France Backs Indonesia’s OECD Candidacy
Bogor. France on Friday said it would back Indonesia’s membership to the Paris-based Organization for Economic Co-Operation and Development (OECD), marking a progress in the Southeast Asian nation’s quest to become a developed country.
President Joko “Jokowi” Widodo has been actively trying to get support from fellow leaders for Indonesia to be an OECD member. Jokowi recently tried to get Paris’ support when he met his French counterpart Emmanuel Macron on the sidelines of the G20 Summit in India. According to French Ambassador to Indonesia Fabien Penone, Paris responded positively to Indonesia’s bid to join the OECD.
“We need to work together because there are many issues to be tackled in the multilateral arena. So we value the importance of Indonesia’s candidacy to the OECD. This will be a very important step in the reinforcement of the international world of Indonesia,” Penone told reporters on the sidelines of a water security seminar in Bogor on Friday.
“We will help and support Indonesia’s candidacy,” Penone said.
Indonesia has been a key partner of the OECD since 2007 and is aiming to be the third Asian country to join the 38-member intergovernmental organization, after South Korea and Japan.
Jokowi last month hosted a visit by the OECD Secretary-General Mathias Cormann at the Merdeka Palace in Jakarta. Finance Minister Sri Mulyani said Cormann praised what Jokowi had done to reform Indonesia’s economy --including on the investment front-- amidst global uncertainties. The comment gave Indonesia a boost of confidence for its OECD candidature.
Cormann also met with Chief Economic Affairs Minister Airlangga Hartarto during his Jakarta trip. The average OECD member has a per capita income of over $10,000. According to Airlangga, an OECD membership can help Indonesia achieve those numbers by 2035, as the country works to meet the group’s standards on green economy, for instance.
An OECD accession usually takes between four and eight years. However, Indonesia is aiming to secure membership in less than four years. To speed up the joining date, the Indonesian government is mulling forming a national committee to identify the policy gaps.

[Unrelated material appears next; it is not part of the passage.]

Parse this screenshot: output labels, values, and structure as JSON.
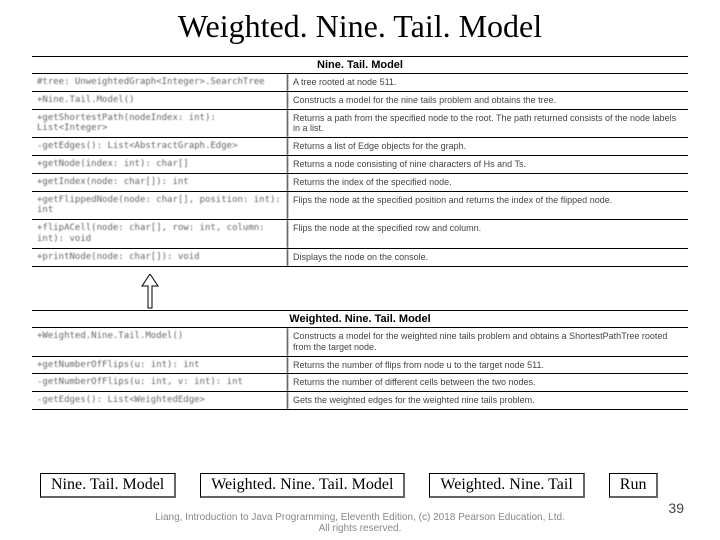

The World Bank data shows Indonesia’s gross national income per capita stood at $4,580 in 2022.